Peripheral artery disease occurs when narrowing blood vessels reduce the flow of blood to the arms and legs. In extreme cases, PAD can result in the amputation of limbs. PAD can strike smokers from all age groups and many younger people have been shocked to discover that they have serious health problems as a consequence of PAD.
Heart Attack - Am I at Risk?
If you’re a smoker you’re at risk of developing coronary heart disease. Plaque develops in your blood vessels, if a plaque ruptures a blood clot will form. If the clot blocks the supply of blood to the heart - a heart attack will follow. Whether you survive a heart attack will depend on the severity of the attack, your age and overall health, and how quickly you receive emergency medical treatment.
If you’re a smoker, and you’re also overweight, have high cholesterol, drink alcohol to excess and don’t exercise regularly you are at exceptionally high risk not only of a future heart attack, but up to 36 other subtypes of cardiovascular disease3.
Smokers are 2-4 times more likely to develop coronary heart disease than non smokers. Smoking a pack of cigarettes a day doubles your risk of having a heart attack.
- I am over 20
- I drink alcohol
- I need more exercise
- I am overweight

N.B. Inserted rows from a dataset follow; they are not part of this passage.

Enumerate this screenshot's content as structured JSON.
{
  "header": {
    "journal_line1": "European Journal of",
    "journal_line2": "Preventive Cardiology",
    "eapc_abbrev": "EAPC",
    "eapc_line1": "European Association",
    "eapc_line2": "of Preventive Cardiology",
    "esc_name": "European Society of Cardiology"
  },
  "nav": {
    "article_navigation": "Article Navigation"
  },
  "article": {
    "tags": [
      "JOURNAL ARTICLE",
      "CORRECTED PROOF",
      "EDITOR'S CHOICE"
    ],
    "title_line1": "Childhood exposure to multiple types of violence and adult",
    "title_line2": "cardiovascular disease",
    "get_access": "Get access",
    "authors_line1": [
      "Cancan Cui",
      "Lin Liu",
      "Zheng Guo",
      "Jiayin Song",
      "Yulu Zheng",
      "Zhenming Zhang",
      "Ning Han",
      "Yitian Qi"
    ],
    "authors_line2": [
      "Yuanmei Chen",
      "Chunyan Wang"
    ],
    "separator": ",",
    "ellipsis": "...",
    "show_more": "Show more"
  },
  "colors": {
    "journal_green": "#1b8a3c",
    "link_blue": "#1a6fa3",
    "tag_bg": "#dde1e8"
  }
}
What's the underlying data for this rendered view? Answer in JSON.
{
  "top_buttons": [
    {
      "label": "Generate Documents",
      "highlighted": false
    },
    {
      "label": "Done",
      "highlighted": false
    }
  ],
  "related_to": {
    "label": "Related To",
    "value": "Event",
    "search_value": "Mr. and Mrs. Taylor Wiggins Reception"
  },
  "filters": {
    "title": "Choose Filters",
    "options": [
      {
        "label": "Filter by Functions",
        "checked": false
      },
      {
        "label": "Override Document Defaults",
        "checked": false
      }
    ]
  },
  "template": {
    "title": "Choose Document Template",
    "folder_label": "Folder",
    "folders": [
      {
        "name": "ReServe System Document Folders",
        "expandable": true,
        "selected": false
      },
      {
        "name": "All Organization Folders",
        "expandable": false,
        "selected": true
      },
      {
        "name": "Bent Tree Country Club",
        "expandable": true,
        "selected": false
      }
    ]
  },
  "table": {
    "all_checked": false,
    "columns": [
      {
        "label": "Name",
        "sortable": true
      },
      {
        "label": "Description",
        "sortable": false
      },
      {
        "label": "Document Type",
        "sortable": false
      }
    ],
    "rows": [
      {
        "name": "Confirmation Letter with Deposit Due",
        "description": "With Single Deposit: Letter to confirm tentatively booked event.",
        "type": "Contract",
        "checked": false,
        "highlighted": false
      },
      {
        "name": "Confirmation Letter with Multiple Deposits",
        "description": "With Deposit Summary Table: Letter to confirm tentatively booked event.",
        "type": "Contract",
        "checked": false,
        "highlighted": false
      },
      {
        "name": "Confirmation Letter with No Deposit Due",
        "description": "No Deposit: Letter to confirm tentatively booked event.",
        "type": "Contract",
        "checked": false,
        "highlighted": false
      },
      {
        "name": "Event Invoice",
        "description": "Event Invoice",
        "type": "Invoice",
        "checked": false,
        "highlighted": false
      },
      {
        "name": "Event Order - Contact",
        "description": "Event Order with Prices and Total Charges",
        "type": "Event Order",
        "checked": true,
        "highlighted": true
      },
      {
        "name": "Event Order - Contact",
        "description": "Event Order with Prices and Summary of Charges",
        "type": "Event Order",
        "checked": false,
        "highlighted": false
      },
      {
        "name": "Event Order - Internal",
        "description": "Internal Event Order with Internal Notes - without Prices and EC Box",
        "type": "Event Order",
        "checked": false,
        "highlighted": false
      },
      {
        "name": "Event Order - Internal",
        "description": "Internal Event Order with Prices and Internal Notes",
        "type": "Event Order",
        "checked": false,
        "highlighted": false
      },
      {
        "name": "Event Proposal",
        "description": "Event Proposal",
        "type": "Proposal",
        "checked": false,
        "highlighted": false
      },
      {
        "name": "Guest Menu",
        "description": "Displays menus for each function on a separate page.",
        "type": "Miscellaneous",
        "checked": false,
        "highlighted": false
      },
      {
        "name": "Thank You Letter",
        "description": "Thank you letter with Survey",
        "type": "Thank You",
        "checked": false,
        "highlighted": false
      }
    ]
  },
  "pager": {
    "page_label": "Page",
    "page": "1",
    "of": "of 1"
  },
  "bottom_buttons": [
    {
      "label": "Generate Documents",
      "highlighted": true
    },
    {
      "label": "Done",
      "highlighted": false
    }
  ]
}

- I eat junk food
- I suffer from stress
If you’re a smoker and you ticked any of the above boxes you should urgently consider stopping smoking. Find the stop smoking strategy that suits your lifestyle and make a plan to quit.
There are several products and treatments currently available to people who want to give up smoking. The best known are so called NRT (nicotine replacement) treatments. They are supposed to reduce cravings for cigarettes by giving patients an alternative source of nicotine. This usually takes the form of skin patches, inhalers, chewing gum or lozenges. These products are popular and easily available, but some studies suggest that there is a high rate of relapse and that many users will start smoking again in one year.
An increasingly popular alternative to NRT is prescription medications that are completely nicotine free. They manage the chemical processes in the brain that create nicotine cravings and reward smokers with pleasurable sensations when they inhale nicotine. Although prescription medications like Champix are not be suitable for everybody, the majority of smokers can use them safely. DoktorABC’s online Doctors are licensed to prescribe Champix to UK patients. Simply complete a short medical questionnaire to get started.
Does Giving Up Smoking Reduce the Risk of Heart Attack?
If reading this article is making you nervous (and it should) there is good news. If you give up smoking you will immediately start to reduce the risk of a heart attack. This is the case even if you have been smoking for years and lead a generally unhealthy lifestyle.
As soon as you give up smoking you’ll have stopped depositing tar and other impurities in your blood vessels. At this point it’s worth seeing your GP for a full check up and some advice about how to improve your overall health. With a proper diet and exercise plan it may be possible to start reversing some of the damage that you have done to your circulatory system with cigarettes. At the very least, you may be able to reduce other factors that contribute to heart disease.
Do you have a family history of heart disease?
If you have a history of heart disease in your family you may be at an increased risk of developing cardiovascular problems. If you’re also a smoke the risk may be dangerously high and you should consider giving up smoking immediately.
A Fresh Start in Life
People who succeed to give up smoking often find that they suddenly have greater self confidence and a new concept of what’s actually possible in their lives. Giving up smoking often leads to a new and healthier lifestyle with increased enthusiasm for sport and healthy eating. All of these changes can further reduce the risk of a heart attack for ex smokers.